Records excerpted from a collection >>
=== Section Start ===

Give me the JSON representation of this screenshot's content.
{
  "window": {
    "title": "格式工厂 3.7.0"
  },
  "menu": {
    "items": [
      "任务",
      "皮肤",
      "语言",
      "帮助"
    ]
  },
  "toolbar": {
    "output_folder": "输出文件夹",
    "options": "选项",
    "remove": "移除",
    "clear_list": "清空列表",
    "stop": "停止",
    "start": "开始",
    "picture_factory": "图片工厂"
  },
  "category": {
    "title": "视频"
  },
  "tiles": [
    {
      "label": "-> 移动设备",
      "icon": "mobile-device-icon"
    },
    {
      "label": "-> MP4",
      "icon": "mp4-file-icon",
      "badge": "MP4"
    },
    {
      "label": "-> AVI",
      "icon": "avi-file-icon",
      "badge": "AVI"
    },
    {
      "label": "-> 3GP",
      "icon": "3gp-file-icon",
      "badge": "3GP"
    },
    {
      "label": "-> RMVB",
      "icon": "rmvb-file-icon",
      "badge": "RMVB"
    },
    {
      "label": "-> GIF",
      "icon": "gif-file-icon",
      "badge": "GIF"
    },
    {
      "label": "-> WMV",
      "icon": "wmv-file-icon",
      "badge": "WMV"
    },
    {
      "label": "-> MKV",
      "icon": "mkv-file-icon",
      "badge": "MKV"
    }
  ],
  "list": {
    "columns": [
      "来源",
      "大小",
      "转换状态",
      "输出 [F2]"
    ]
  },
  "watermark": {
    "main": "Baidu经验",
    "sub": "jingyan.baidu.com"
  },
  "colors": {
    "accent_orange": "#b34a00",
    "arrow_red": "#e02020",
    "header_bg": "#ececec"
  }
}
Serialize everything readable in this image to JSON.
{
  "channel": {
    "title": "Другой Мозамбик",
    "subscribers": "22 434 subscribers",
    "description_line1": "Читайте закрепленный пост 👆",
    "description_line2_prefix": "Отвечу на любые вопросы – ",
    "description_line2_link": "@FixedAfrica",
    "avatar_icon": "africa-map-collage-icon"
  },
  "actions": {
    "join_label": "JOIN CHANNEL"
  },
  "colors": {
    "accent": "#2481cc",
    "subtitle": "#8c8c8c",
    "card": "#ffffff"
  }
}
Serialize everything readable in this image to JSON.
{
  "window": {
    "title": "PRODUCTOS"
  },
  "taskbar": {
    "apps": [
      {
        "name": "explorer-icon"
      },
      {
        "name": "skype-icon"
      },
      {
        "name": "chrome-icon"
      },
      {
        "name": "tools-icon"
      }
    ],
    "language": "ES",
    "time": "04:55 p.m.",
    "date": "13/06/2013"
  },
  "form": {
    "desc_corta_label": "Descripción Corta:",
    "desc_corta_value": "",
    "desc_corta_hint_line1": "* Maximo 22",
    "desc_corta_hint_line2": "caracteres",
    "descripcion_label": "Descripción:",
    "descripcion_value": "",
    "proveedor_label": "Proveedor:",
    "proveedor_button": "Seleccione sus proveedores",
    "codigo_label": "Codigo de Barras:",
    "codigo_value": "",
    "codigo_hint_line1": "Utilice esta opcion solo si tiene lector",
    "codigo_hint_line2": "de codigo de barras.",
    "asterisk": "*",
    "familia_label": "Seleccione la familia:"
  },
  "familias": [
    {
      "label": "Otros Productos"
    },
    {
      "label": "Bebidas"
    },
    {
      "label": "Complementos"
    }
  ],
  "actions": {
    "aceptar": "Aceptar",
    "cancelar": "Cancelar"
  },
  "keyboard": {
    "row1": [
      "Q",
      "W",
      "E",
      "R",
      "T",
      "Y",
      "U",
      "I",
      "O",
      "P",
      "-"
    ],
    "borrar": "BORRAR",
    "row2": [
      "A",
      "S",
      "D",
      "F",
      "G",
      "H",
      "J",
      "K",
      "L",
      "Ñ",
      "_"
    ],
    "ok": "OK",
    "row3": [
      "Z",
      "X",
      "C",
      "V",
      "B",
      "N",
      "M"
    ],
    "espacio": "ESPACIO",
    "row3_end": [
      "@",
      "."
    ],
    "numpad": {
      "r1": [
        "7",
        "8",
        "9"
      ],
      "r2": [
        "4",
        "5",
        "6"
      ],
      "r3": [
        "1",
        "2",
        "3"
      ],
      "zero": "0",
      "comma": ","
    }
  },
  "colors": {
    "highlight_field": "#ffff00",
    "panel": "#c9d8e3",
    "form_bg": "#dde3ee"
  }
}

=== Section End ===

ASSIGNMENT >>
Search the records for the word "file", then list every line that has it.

EXPECTED OUTPUT >>
      "icon": "mp4-file-icon",
      "icon": "avi-file-icon",
      "icon": "3gp-file-icon",
      "icon": "rmvb-file-icon",
      "icon": "gif-file-icon",
      "icon": "wmv-file-icon",
      "icon": "mkv-file-icon",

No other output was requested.